[Start of section]

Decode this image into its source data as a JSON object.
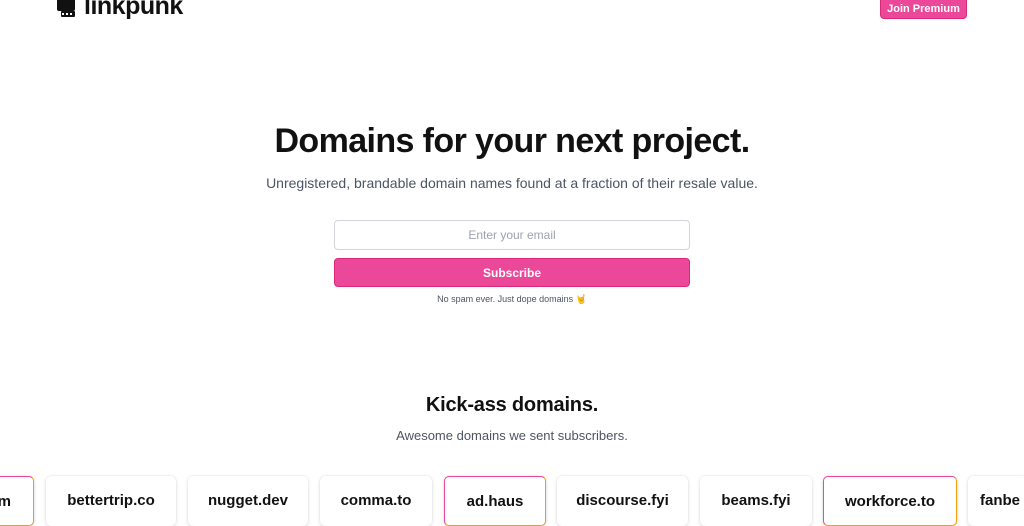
{
  "header": {
    "logo_text": "linkpunk",
    "logo_icon": "fist-icon",
    "premium_label": "Join Premium"
  },
  "hero": {
    "title": "Domains for your next project.",
    "subtitle": "Unregistered, brandable domain names found at a fraction of their resale value."
  },
  "signup": {
    "email_placeholder": "Enter your email",
    "email_value": "",
    "subscribe_label": "Subscribe",
    "fineprint": "No spam ever. Just dope domains 🤘"
  },
  "domains": {
    "title": "Kick-ass domains.",
    "subtitle": "Awesome domains we sent subscribers.",
    "items": [
      {
        "label": "m",
        "featured": true
      },
      {
        "label": "bettertrip.co",
        "featured": false
      },
      {
        "label": "nugget.dev",
        "featured": false
      },
      {
        "label": "comma.to",
        "featured": false
      },
      {
        "label": "ad.haus",
        "featured": true
      },
      {
        "label": "discourse.fyi",
        "featured": false
      },
      {
        "label": "beams.fyi",
        "featured": false
      },
      {
        "label": "workforce.to",
        "featured": true
      },
      {
        "label": "fanbe",
        "featured": false
      }
    ]
  },
  "colors": {
    "accent": "#ec4899",
    "accent_border": "#db2777",
    "featured_gradient_end": "#f59e0b",
    "muted_text": "#4b5563"
  }
}
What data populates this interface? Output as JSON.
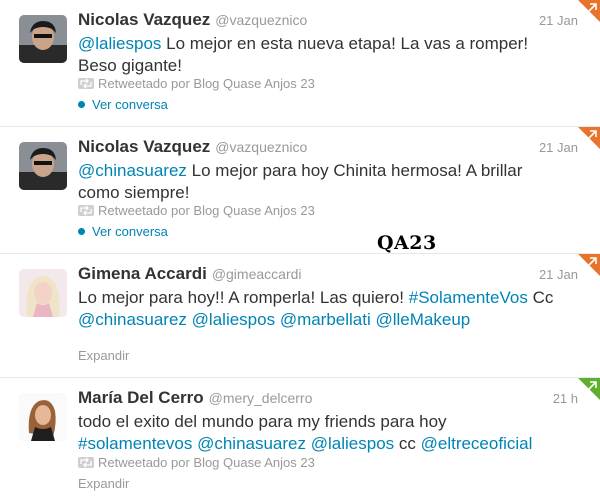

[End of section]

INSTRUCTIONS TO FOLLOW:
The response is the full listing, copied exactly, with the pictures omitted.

RESPONSE AREA:
Decode this image into its source data as a JSON object.
{
  "header": {
    "logo_text": "linkpunk",
    "logo_icon": "fist-icon",
    "premium_label": "Join Premium"
  },
  "hero": {
    "title": "Domains for your next project.",
    "subtitle": "Unregistered, brandable domain names found at a fraction of their resale value."
  },
  "signup": {
    "email_placeholder": "Enter your email",
    "email_value": "",
    "subscribe_label": "Subscribe",
    "fineprint": "No spam ever. Just dope domains 🤘"
  },
  "domains": {
    "title": "Kick-ass domains.",
    "subtitle": "Awesome domains we sent subscribers.",
    "items": [
      {
        "label": "m",
        "featured": true
      },
      {
        "label": "bettertrip.co",
        "featured": false
      },
      {
        "label": "nugget.dev",
        "featured": false
      },
      {
        "label": "comma.to",
        "featured": false
      },
      {
        "label": "ad.haus",
        "featured": true
      },
      {
        "label": "discourse.fyi",
        "featured": false
      },
      {
        "label": "beams.fyi",
        "featured": false
      },
      {
        "label": "workforce.to",
        "featured": true
      },
      {
        "label": "fanbe",
        "featured": false
      }
    ]
  },
  "colors": {
    "accent": "#ec4899",
    "accent_border": "#db2777",
    "featured_gradient_end": "#f59e0b",
    "muted_text": "#4b5563"
  }
}
What data populates this interface? Output as JSON.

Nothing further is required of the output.